The commercial that aired showed two young boys wrestling in the backyard at a barbecue, several scenes of teenage boys bullying one person, and a guy who stopped by a buddy when he went to talk to a girl after ogling her. All proceeded by the term “toxic masculinity.” 

Political correctness now says that men are the enemy of society. If you are a male that is masculine, then you need to become a recluse and step out of the way because you endanger the public according to the Left. Traditional men are threatened in America. Gillette used to sell razors and shaving cream. Now, they exist to tell masculine men that they are chronic sexual harassers and bullies. But Gillette forgot to put any women in the commercial. 

Gillette, have you ever heard of the website called World Star Hip Hop? If you are reading this and never heard of the site, do not watch it around children. It has video after video of girls fighting in the middle of the streets or large fields near schools with copious amounts of coarse language in the background. YouTube does not lack videos of females fighting either. These fights or bullying sessions often end with clothes torn and hair ripped from heads. 

Physical female bullying has been occurring for decades while cyber and verbal bullying is the most common types for girls. The bottom line is female bullies are just as typical as male bullies, but they take more forms than commonly considered. Gillette decided to ignore half of the toxicity of the bullying problem and focus directly on men instead. 

To make a commercial that says men are the only ones who sexually harass women is disingenuous at best. Men have also been the victims of sexual harassment by women in the workplace. Sexual harassment is wrong either way. But the Left seems to forget that.  

The left is on a crusade to demonize masculine men with a false narrative. We do not need lecturing that sexual assault is wrong and not to participate in it. Those who do not respect females will certainly not change because of a Gillette commercial. In the end, what good does the ad do for society? Nothing. However, stopping sexual harassment, bullying and misogyny is not the goal of leftism. It is to destroy masculinity because of the so-called evil patriarchy. 

This commercial was purely about making men feel guilty and trying to make them change into a beta male, much like what we see with leftists. The Left knows that masculinity is a direct threat against their agenda. They do not want anyone who will stand up against them. Leftists want to be bullies and masculinity prohibits that. 
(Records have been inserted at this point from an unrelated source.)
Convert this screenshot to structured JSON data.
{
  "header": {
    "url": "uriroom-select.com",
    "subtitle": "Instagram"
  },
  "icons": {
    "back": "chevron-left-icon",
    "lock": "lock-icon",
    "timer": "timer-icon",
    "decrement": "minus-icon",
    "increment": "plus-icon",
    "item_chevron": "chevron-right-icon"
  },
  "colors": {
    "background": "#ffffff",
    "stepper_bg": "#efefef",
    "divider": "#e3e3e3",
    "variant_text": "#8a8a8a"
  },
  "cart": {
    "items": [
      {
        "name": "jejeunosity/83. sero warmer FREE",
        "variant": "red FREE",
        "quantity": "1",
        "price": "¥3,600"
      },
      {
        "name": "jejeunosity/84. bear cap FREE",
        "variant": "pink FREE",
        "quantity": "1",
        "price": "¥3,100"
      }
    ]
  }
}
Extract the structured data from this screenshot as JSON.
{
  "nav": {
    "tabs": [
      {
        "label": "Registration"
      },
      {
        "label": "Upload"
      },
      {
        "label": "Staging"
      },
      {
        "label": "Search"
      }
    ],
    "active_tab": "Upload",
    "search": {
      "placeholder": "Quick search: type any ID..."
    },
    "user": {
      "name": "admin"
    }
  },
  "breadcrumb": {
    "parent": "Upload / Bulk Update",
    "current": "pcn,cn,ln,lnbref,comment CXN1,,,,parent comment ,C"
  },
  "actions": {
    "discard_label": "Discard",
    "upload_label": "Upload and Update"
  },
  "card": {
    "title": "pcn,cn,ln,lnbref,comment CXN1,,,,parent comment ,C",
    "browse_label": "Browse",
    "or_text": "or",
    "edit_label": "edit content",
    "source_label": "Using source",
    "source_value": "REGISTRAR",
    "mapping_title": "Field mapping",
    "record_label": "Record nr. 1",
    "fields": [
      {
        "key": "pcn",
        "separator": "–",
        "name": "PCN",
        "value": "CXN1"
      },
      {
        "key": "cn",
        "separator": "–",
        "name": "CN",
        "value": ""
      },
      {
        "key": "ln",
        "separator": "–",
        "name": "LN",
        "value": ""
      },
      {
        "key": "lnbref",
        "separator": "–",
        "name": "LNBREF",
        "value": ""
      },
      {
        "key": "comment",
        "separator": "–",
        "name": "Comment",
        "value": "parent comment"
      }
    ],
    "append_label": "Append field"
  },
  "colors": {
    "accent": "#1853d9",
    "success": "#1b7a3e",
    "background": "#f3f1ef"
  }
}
The entire commercial portrayed males as the problem, but the truth is both sides are just as guilty. If Gillette truly cared about sending out a message that condemns harassment and bullying, there would have been at least one scene of a group of girls bullying a single person. The social justice warrior term “toxic masculinity” would not have been uttered in the first five seconds of the advertisement. 
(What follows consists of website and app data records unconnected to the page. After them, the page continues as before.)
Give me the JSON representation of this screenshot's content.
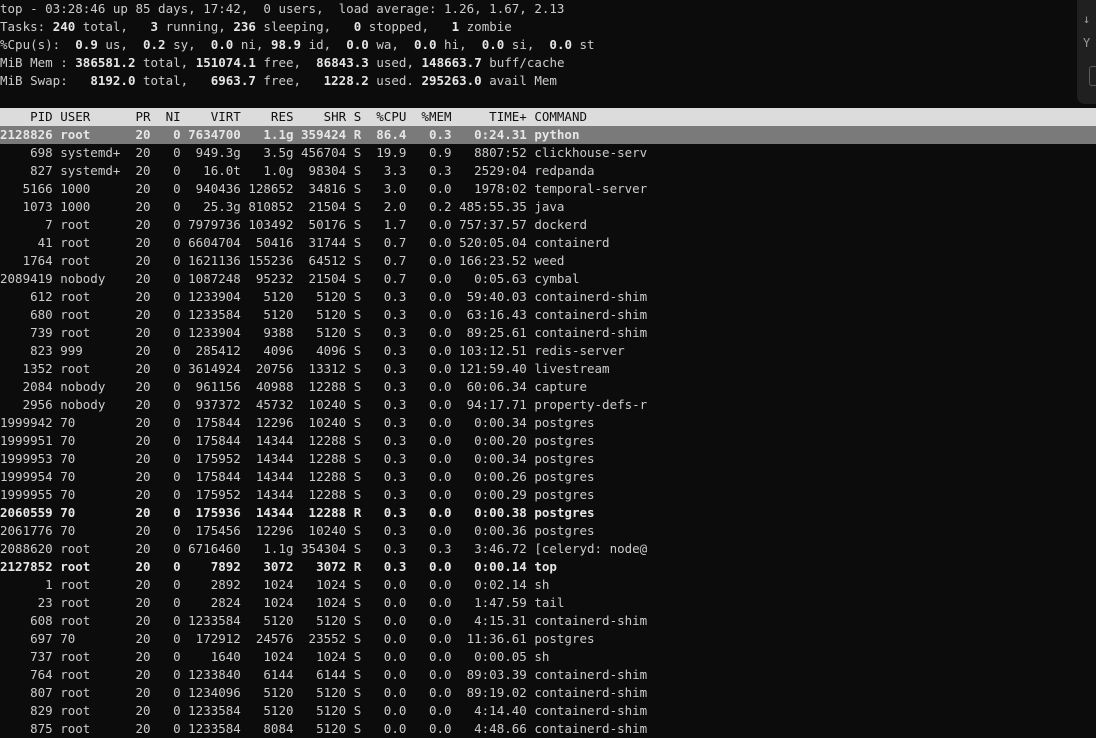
{
  "summary": {
    "l1": {
      "a": "top - 03:28:46 up 85 days, 17:42,  0 users,  load average: 1.26, 1.67, 2.13"
    },
    "l2": {
      "p1": "Tasks: ",
      "n1": "240",
      "p2": " total,   ",
      "n2": "3",
      "p3": " running, ",
      "n3": "236",
      "p4": " sleeping,   ",
      "n4": "0",
      "p5": " stopped,   ",
      "n5": "1",
      "p6": " zombie"
    },
    "l3": {
      "p1": "%Cpu(s):  ",
      "n1": "0.9",
      "p2": " us,  ",
      "n2": "0.2",
      "p3": " sy,  ",
      "n3": "0.0",
      "p4": " ni, ",
      "n4": "98.9",
      "p5": " id,  ",
      "n5": "0.0",
      "p6": " wa,  ",
      "n6": "0.0",
      "p7": " hi,  ",
      "n7": "0.0",
      "p8": " si,  ",
      "n8": "0.0",
      "p9": " st"
    },
    "l4": {
      "p1": "MiB Mem : ",
      "n1": "386581.2",
      "p2": " total, ",
      "n2": "151074.1",
      "p3": " free,  ",
      "n3": "86843.3",
      "p4": " used, ",
      "n4": "148663.7",
      "p5": " buff/cache"
    },
    "l5": {
      "p1": "MiB Swap:   ",
      "n1": "8192.0",
      "p2": " total,   ",
      "n2": "6963.7",
      "p3": " free,   ",
      "n3": "1228.2",
      "p4": " used. ",
      "n4": "295263.0",
      "p5": " avail Mem"
    }
  },
  "column_header": "    PID USER      PR  NI    VIRT    RES    SHR S  %CPU  %MEM     TIME+ COMMAND",
  "processes": [
    "2128826 root      20   0 7634700   1.1g 359424 R  86.4   0.3   0:24.31 python",
    "    698 systemd+  20   0  949.3g   3.5g 456704 S  19.9   0.9   8807:52 clickhouse-serv",
    "    827 systemd+  20   0   16.0t   1.0g  98304 S   3.3   0.3   2529:04 redpanda",
    "   5166 1000      20   0  940436 128652  34816 S   3.0   0.0   1978:02 temporal-server",
    "   1073 1000      20   0   25.3g 810852  21504 S   2.0   0.2 485:55.35 java",
    "      7 root      20   0 7979736 103492  50176 S   1.7   0.0 757:37.57 dockerd",
    "     41 root      20   0 6604704  50416  31744 S   0.7   0.0 520:05.04 containerd",
    "   1764 root      20   0 1621136 155236  64512 S   0.7   0.0 166:23.52 weed",
    "2089419 nobody    20   0 1087248  95232  21504 S   0.7   0.0   0:05.63 cymbal",
    "    612 root      20   0 1233904   5120   5120 S   0.3   0.0  59:40.03 containerd-shim",
    "    680 root      20   0 1233584   5120   5120 S   0.3   0.0  63:16.43 containerd-shim",
    "    739 root      20   0 1233904   9388   5120 S   0.3   0.0  89:25.61 containerd-shim",
    "    823 999       20   0  285412   4096   4096 S   0.3   0.0 103:12.51 redis-server",
    "   1352 root      20   0 3614924  20756  13312 S   0.3   0.0 121:59.40 livestream",
    "   2084 nobody    20   0  961156  40988  12288 S   0.3   0.0  60:06.34 capture",
    "   2956 nobody    20   0  937372  45732  10240 S   0.3   0.0  94:17.71 property-defs-r",
    "1999942 70        20   0  175844  12296  10240 S   0.3   0.0   0:00.34 postgres",
    "1999951 70        20   0  175844  14344  12288 S   0.3   0.0   0:00.20 postgres",
    "1999953 70        20   0  175952  14344  12288 S   0.3   0.0   0:00.34 postgres",
    "1999954 70        20   0  175844  14344  12288 S   0.3   0.0   0:00.26 postgres",
    "1999955 70        20   0  175952  14344  12288 S   0.3   0.0   0:00.29 postgres",
    "2060559 70        20   0  175936  14344  12288 R   0.3   0.0   0:00.38 postgres",
    "2061776 70        20   0  175456  12296  10240 S   0.3   0.0   0:00.36 postgres",
    "2088620 root      20   0 6716460   1.1g 354304 S   0.3   0.3   3:46.72 [celeryd: node@",
    "2127852 root      20   0    7892   3072   3072 R   0.3   0.0   0:00.14 top",
    "      1 root      20   0    2892   1024   1024 S   0.0   0.0   0:02.14 sh",
    "     23 root      20   0    2824   1024   1024 S   0.0   0.0   1:47.59 tail",
    "    608 root      20   0 1233584   5120   5120 S   0.0   0.0   4:15.31 containerd-shim",
    "    697 70        20   0  172912  24576  23552 S   0.0   0.0  11:36.61 postgres",
    "    737 root      20   0    1640   1024   1024 S   0.0   0.0   0:00.05 sh",
    "    764 root      20   0 1233840   6144   6144 S   0.0   0.0  89:03.39 containerd-shim",
    "    807 root      20   0 1234096   5120   5120 S   0.0   0.0  89:19.02 containerd-shim",
    "    829 root      20   0 1233584   5120   5120 S   0.0   0.0   4:14.40 containerd-shim",
    "    875 root      20   0 1233584   8084   5120 S   0.0   0.0   4:48.66 containerd-shim"
  ],
  "side_panel": {
    "glyph1": "↓",
    "glyph2": "Y"
  }
}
Gillette does not care about any of this. For whatever reason, they found righteous indignation and acted on it. Since the release of this commercial, the backlash has been telling. Social media has blown up, and at the time of this writing, 922,000 people have disliked the ad while 486,000 have given it a thumbs up.   

In the end, there is nothing to be learned. We know that it is wrong to bully. Yes, all women should be treated with respect and not harassed. No, I do not need leftists telling me any of this. 
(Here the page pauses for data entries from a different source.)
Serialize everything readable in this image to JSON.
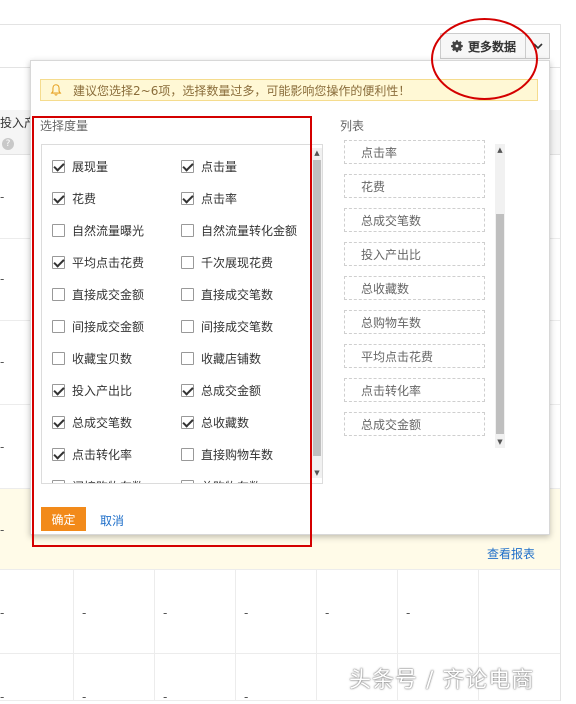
{
  "toolbar": {
    "more_data_label": "更多数据"
  },
  "background_table": {
    "header_label": "投入产",
    "help_mark": "?",
    "dash": "-",
    "report_link": "查看报表"
  },
  "panel": {
    "notice": "建议您选择2~6项，选择数量过多，可能影响您操作的便利性！",
    "metric_section_label": "选择度量",
    "list_section_label": "列表",
    "metrics": [
      {
        "label": "展现量",
        "checked": true
      },
      {
        "label": "点击量",
        "checked": true
      },
      {
        "label": "花费",
        "checked": true
      },
      {
        "label": "点击率",
        "checked": true
      },
      {
        "label": "自然流量曝光",
        "checked": false
      },
      {
        "label": "自然流量转化金额",
        "checked": false
      },
      {
        "label": "平均点击花费",
        "checked": true
      },
      {
        "label": "千次展现花费",
        "checked": false
      },
      {
        "label": "直接成交金额",
        "checked": false
      },
      {
        "label": "直接成交笔数",
        "checked": false
      },
      {
        "label": "间接成交金额",
        "checked": false
      },
      {
        "label": "间接成交笔数",
        "checked": false
      },
      {
        "label": "收藏宝贝数",
        "checked": false
      },
      {
        "label": "收藏店铺数",
        "checked": false
      },
      {
        "label": "投入产出比",
        "checked": true
      },
      {
        "label": "总成交金额",
        "checked": true
      },
      {
        "label": "总成交笔数",
        "checked": true
      },
      {
        "label": "总收藏数",
        "checked": true
      },
      {
        "label": "点击转化率",
        "checked": true
      },
      {
        "label": "直接购物车数",
        "checked": false
      },
      {
        "label": "间接购物车数",
        "checked": false
      },
      {
        "label": "总购物车数",
        "checked": true
      }
    ],
    "list_items": [
      "点击率",
      "花费",
      "总成交笔数",
      "投入产出比",
      "总收藏数",
      "总购物车数",
      "平均点击花费",
      "点击转化率",
      "总成交金额"
    ],
    "confirm_label": "确定",
    "cancel_label": "取消"
  },
  "watermark": "头条号 / 齐论电商",
  "colors": {
    "accent_orange": "#f28a1a",
    "link_blue": "#1f6fc9",
    "annotation_red": "#d40000",
    "notice_bg": "#fff8d5"
  }
}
Masculinity is not toxic. But leftism is and it is destroying our society and culture. 

Would Gillette have made the commercial if there was internal pushback demanding a scene of a girl bullied by a group of females, or a corporate woman making sexually driven comments towards a male co-worker, or not mentioning the term “toxic masculinity? 

John Dempsey is a graduate of American Military University and has a deep understanding of law enforcement issues and how they relate to the Constitution, society and our culture. He has also been published in BearingArms.com and AmericanThinker.com. He can be followed on Twitter @John_Demp83.